As other insects fly into your fires or lights and you see the fireflies winking on and off, I hope you will remember this legend...and also watch out for the demands of beautiful princesses.
This is part of a series of postings of stories under the category, "Keeping the Public in Public Domain." The idea behind Public Domain was to preserve our cultural heritage after the authors and their immediate heirs were compensated. I feel strongly current copyright law delays this intent on works of the 20th century. My own library of folklore includes so many books within the Public Domain I decided to share stories from them. I hope you enjoy discovering new stories.

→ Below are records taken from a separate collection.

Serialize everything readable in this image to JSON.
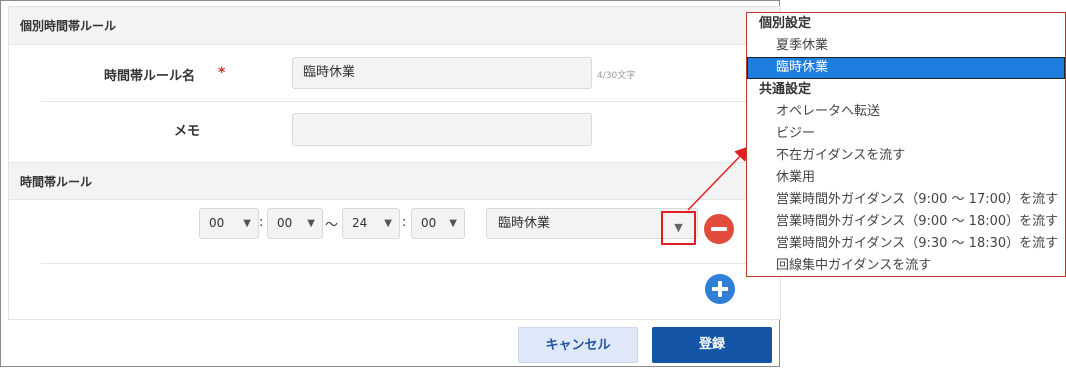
{
  "section1": {
    "title": "個別時間帯ルール"
  },
  "form": {
    "name_label": "時間帯ルール名",
    "required_mark": "*",
    "name_value": "臨時休業",
    "name_counter": "4/30文字",
    "memo_label": "メモ",
    "memo_value": ""
  },
  "section2": {
    "title": "時間帯ルール"
  },
  "time_rule": {
    "start_hour": "00",
    "start_min": "00",
    "end_hour": "24",
    "end_min": "00",
    "colon": ":",
    "tilde": "～",
    "rule_value": "臨時休業",
    "arrow_glyph": "▼"
  },
  "buttons": {
    "cancel": "キャンセル",
    "submit": "登録"
  },
  "dropdown": {
    "groups": [
      {
        "label": "個別設定",
        "items": [
          "夏季休業",
          "臨時休業"
        ]
      },
      {
        "label": "共通設定",
        "items": [
          "オペレータへ転送",
          "ビジー",
          "不在ガイダンスを流す",
          "休業用",
          "営業時間外ガイダンス（9:00 ～ 17:00）を流す",
          "営業時間外ガイダンス（9:00 ～ 18:00）を流す",
          "営業時間外ガイダンス（9:30 ～ 18:30）を流す",
          "回線集中ガイダンスを流す"
        ]
      }
    ],
    "selected": "臨時休業"
  },
  "colors": {
    "primary": "#1455a8",
    "highlight": "#1e7ee0",
    "danger": "#e24c3c",
    "add": "#2f7fd6",
    "callout": "#e02020"
  }
}
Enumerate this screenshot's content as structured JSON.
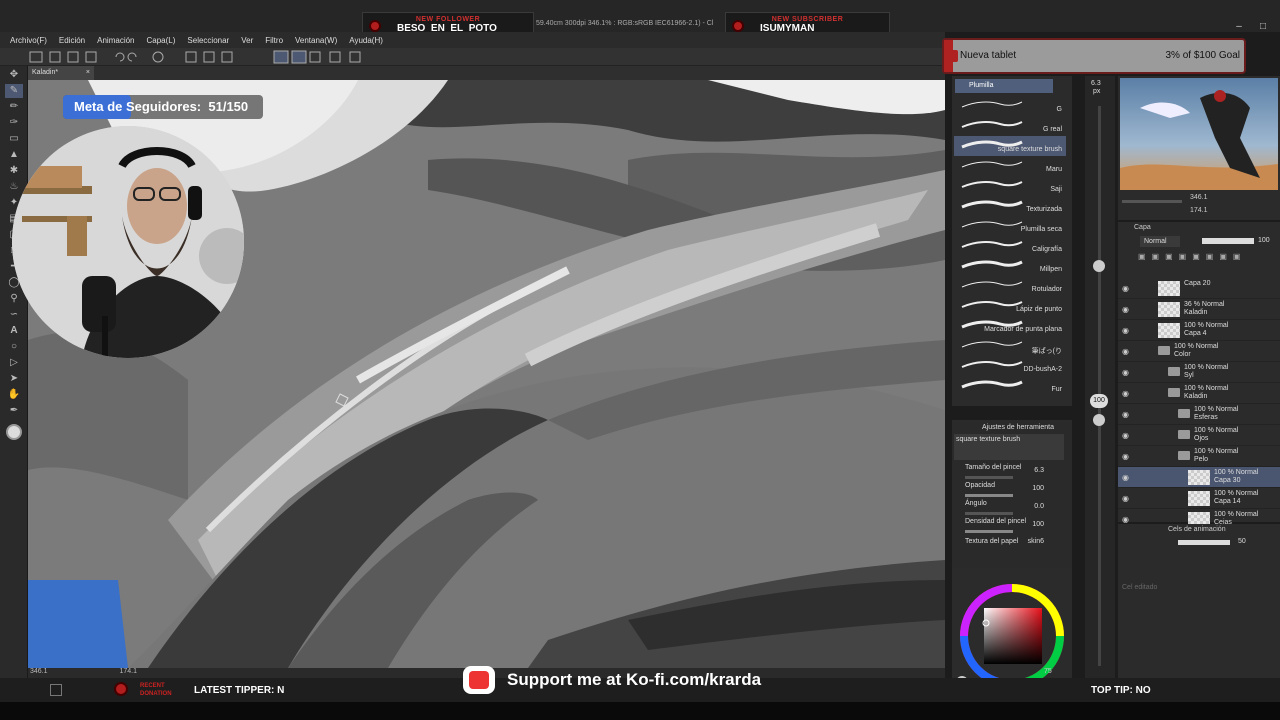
{
  "stream_alerts": {
    "follower_header": "NEW FOLLOWER",
    "follower_name": "BESO_EN_EL_POTO",
    "subscriber_header": "NEW SUBSCRIBER",
    "subscriber_name": "ISUMYMAN",
    "doc_info": "59.40cm 300dpi 346.1% : RGB:sRGB IEC61966-2.1) - Cl"
  },
  "menu": [
    "Archivo(F)",
    "Edición",
    "Animación",
    "Capa(L)",
    "Seleccionar",
    "Ver",
    "Filtro",
    "Ventana(W)",
    "Ayuda(H)"
  ],
  "canvas_tab": "Kaladin*",
  "goal": {
    "label": "Meta de Seguidores:",
    "current": "51/150",
    "progress_fraction": 0.34
  },
  "tip_goal": {
    "name": "Nueva tablet",
    "amount": "3% of $100 Goal",
    "progress_fraction": 0.03
  },
  "brush_panel": {
    "header": "Plumilla",
    "brushes": [
      "G",
      "G real",
      "square texture brush",
      "Maru",
      "Saji",
      "Texturizada",
      "Plumilla seca",
      "Caligrafía",
      "Millpen",
      "Rotulador",
      "Lápiz de punto",
      "Marcador de punta plana",
      "筆ぱっ(り",
      "DD-bushA-2",
      "Fur"
    ],
    "selected": "square texture brush"
  },
  "tool_settings": {
    "title": "Ajustes de herramienta",
    "brush_name": "square texture brush",
    "rows": [
      {
        "label": "Tamaño del pincel",
        "value": "6.3"
      },
      {
        "label": "Opacidad",
        "value": "100"
      },
      {
        "label": "Ángulo",
        "value": "0.0"
      },
      {
        "label": "Densidad del pincel",
        "value": "100"
      },
      {
        "label": "Textura del papel",
        "value": "skin6"
      }
    ]
  },
  "size_column": {
    "size": "6.3",
    "size_unit": "px",
    "opacity": "100"
  },
  "navigator": {
    "zoom": "346.1",
    "rotation": "174.1"
  },
  "layers": {
    "tab": "Capa",
    "blend_mode": "Normal",
    "opacity": "100",
    "items": [
      {
        "pct": "Capa 20",
        "name": "",
        "kind": "layer",
        "indent": 0
      },
      {
        "pct": "36 % Normal",
        "name": "Kaladin",
        "kind": "layer",
        "indent": 0
      },
      {
        "pct": "100 % Normal",
        "name": "Capa 4",
        "kind": "layer",
        "indent": 0
      },
      {
        "pct": "100 % Normal",
        "name": "Color",
        "kind": "folder",
        "indent": 0
      },
      {
        "pct": "100 % Normal",
        "name": "Syl",
        "kind": "folder",
        "indent": 1
      },
      {
        "pct": "100 % Normal",
        "name": "Kaladin",
        "kind": "folder",
        "indent": 1
      },
      {
        "pct": "100 % Normal",
        "name": "Esferas",
        "kind": "folder",
        "indent": 2
      },
      {
        "pct": "100 % Normal",
        "name": "Ojos",
        "kind": "folder",
        "indent": 2
      },
      {
        "pct": "100 % Normal",
        "name": "Pelo",
        "kind": "folder",
        "indent": 2
      },
      {
        "pct": "100 % Normal",
        "name": "Capa 30",
        "kind": "layer",
        "indent": 3,
        "selected": true
      },
      {
        "pct": "100 % Normal",
        "name": "Capa 14",
        "kind": "layer",
        "indent": 3
      },
      {
        "pct": "100 % Normal",
        "name": "Cejas",
        "kind": "layer",
        "indent": 3
      }
    ]
  },
  "animation": {
    "tab": "Cels de animación",
    "value": "50",
    "placeholder": "Cel editado"
  },
  "canvas_status": {
    "zoom": "346.1",
    "angle": "174.1"
  },
  "bottom": {
    "recent_donation": "RECENT DONATION",
    "latest_tipper": "LATEST TIPPER: N",
    "kofi": "Support me at Ko-fi.com/krarda",
    "top_tip": "TOP TIP: NO",
    "color_count": "75"
  },
  "colors": {
    "accent": "#3b6fd6",
    "alert_red": "#d23030",
    "selected_row": "#4d5872"
  }
}
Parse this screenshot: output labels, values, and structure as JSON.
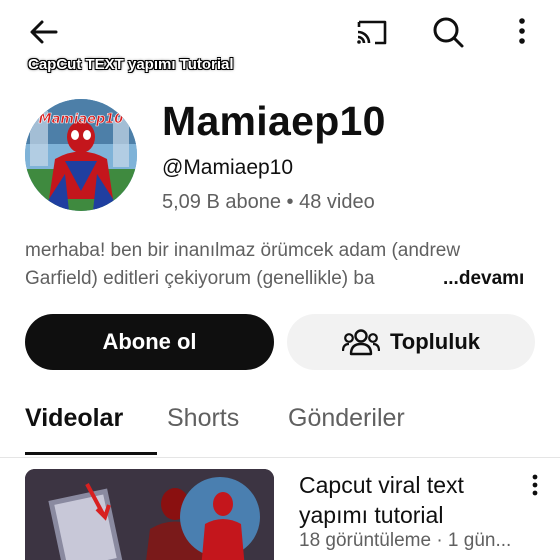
{
  "topbar": {
    "icons": [
      "arrow-left-icon",
      "cast-icon",
      "search-icon",
      "more-vertical-icon"
    ]
  },
  "channel": {
    "name": "Mamiaep10",
    "handle": "@Mamiaep10",
    "stats": "5,09 B abone • 48 video",
    "avatar_text": "Mamiaep10",
    "description_line1": "merhaba! ben bir inanılmaz örümcek adam (andrew",
    "description_line2": "Garfield) editleri çekiyorum (genellikle) ba",
    "more_label": "...devamı"
  },
  "buttons": {
    "subscribe": "Abone ol",
    "community": "Topluluk"
  },
  "tabs": [
    {
      "label": "Videolar",
      "active": true
    },
    {
      "label": "Shorts",
      "active": false
    },
    {
      "label": "Gönderiler",
      "active": false
    }
  ],
  "videos": [
    {
      "thumbnail_caption": "CapCut TEXT yapımı Tutorial",
      "title": "Capcut viral text yapımı tutorial",
      "meta": "18 görüntüleme · 1 gün..."
    }
  ],
  "colors": {
    "text_primary": "#0f0f0f",
    "text_secondary": "#606060",
    "subscribe_bg": "#0f0f0f",
    "community_bg": "#f2f2f2"
  }
}
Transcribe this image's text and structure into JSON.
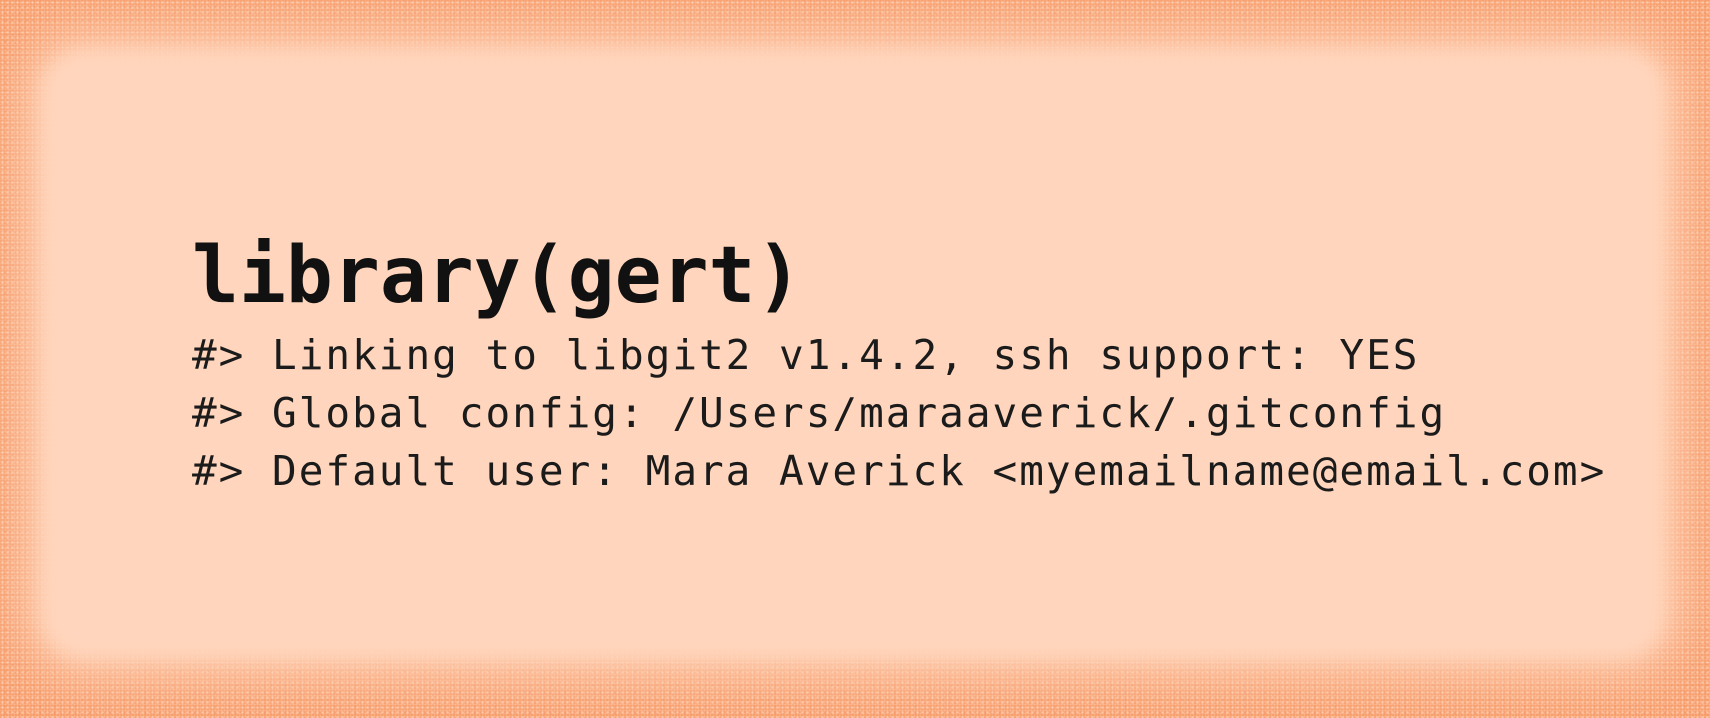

At the same time, my own involvement in storytelling regularly creates projects requiring research as part of my sharing stories with an audience. Whenever that research needs to be shown here, the publishing of Public Domain stories will not occur that week. This is a return to my regular posting of a research project here. (Don't worry, this isn't dry research, my research is always geared towards future storytelling to an audience.) Response has convinced me that "Keeping the Public in Public Domain" should continue along with my other postings as often as I can manage it.
Other Public Domain story resources I recommend-
There are many online resources for Public Domain stories, maybe none for folklore is as ambitious as fellow storyteller, Yoel Perez's database, Yashpeh, the International Folktales Collection. I have long recommended it and continue to do so. He has loaded Stith Thompson's Motif Index into his server as a database so you can search the whole 6 volumes for whatever word or expression you like by pressing one key. http://folkmasa.org/motiv/motif.htm
You may have noticed I'm no longer certain Dr. Perez has the largest database, although his offering the Motif Index certainly qualifies for those of us seeking specific types of stories. There's another site, FairyTalez claiming to be the largest, with "over 2000 fairy tales, folktales, and fables" and they are "fully optimized for phones, tablets, and PCs", free and presented without ads.
Between those two sites, there is much for story-lovers, but as they say in infomercials, "Wait, there's more!"